• Work task: This exercise asks for an exact copy of every entry below, with pictures omitted.

• Data for review:
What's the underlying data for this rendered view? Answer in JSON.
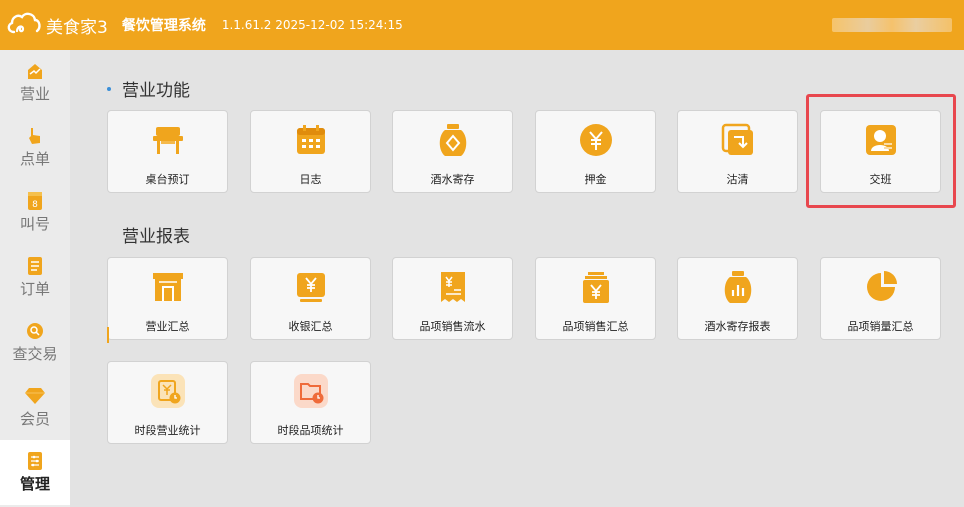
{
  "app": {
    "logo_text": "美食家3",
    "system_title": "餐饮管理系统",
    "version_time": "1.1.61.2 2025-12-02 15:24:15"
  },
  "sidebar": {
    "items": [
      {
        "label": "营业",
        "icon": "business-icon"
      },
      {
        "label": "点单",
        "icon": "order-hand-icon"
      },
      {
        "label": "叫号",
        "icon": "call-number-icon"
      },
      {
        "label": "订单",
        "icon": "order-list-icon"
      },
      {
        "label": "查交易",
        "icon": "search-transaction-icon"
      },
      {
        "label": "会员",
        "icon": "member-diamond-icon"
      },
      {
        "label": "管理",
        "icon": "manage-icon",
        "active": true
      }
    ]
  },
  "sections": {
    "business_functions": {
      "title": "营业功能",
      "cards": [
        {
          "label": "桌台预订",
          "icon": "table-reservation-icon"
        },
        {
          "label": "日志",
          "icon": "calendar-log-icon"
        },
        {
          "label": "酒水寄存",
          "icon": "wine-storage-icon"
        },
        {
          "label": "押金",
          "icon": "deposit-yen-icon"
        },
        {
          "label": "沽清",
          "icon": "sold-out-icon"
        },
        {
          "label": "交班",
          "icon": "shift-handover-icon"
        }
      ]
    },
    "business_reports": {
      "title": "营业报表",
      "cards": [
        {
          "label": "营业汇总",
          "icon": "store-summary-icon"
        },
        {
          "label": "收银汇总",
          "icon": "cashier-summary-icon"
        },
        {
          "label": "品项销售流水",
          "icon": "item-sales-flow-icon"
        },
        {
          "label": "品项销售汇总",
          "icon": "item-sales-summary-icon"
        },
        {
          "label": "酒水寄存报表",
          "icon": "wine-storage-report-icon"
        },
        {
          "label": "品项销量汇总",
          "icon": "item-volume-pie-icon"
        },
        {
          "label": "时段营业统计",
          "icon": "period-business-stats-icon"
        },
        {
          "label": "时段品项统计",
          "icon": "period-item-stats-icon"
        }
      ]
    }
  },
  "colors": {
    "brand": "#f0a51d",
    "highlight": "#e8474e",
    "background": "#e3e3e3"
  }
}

• Exercise response:
What's the underlying data for this rendered view? Answer in JSON.
{
  "app": {
    "logo_text": "美食家3",
    "system_title": "餐饮管理系统",
    "version_time": "1.1.61.2 2025-12-02 15:24:15"
  },
  "sidebar": {
    "items": [
      {
        "label": "营业",
        "icon": "business-icon"
      },
      {
        "label": "点单",
        "icon": "order-hand-icon"
      },
      {
        "label": "叫号",
        "icon": "call-number-icon"
      },
      {
        "label": "订单",
        "icon": "order-list-icon"
      },
      {
        "label": "查交易",
        "icon": "search-transaction-icon"
      },
      {
        "label": "会员",
        "icon": "member-diamond-icon"
      },
      {
        "label": "管理",
        "icon": "manage-icon",
        "active": true
      }
    ]
  },
  "sections": {
    "business_functions": {
      "title": "营业功能",
      "cards": [
        {
          "label": "桌台预订",
          "icon": "table-reservation-icon"
        },
        {
          "label": "日志",
          "icon": "calendar-log-icon"
        },
        {
          "label": "酒水寄存",
          "icon": "wine-storage-icon"
        },
        {
          "label": "押金",
          "icon": "deposit-yen-icon"
        },
        {
          "label": "沽清",
          "icon": "sold-out-icon"
        },
        {
          "label": "交班",
          "icon": "shift-handover-icon"
        }
      ]
    },
    "business_reports": {
      "title": "营业报表",
      "cards": [
        {
          "label": "营业汇总",
          "icon": "store-summary-icon"
        },
        {
          "label": "收银汇总",
          "icon": "cashier-summary-icon"
        },
        {
          "label": "品项销售流水",
          "icon": "item-sales-flow-icon"
        },
        {
          "label": "品项销售汇总",
          "icon": "item-sales-summary-icon"
        },
        {
          "label": "酒水寄存报表",
          "icon": "wine-storage-report-icon"
        },
        {
          "label": "品项销量汇总",
          "icon": "item-volume-pie-icon"
        },
        {
          "label": "时段营业统计",
          "icon": "period-business-stats-icon"
        },
        {
          "label": "时段品项统计",
          "icon": "period-item-stats-icon"
        }
      ]
    }
  },
  "colors": {
    "brand": "#f0a51d",
    "highlight": "#e8474e",
    "background": "#e3e3e3"
  }
}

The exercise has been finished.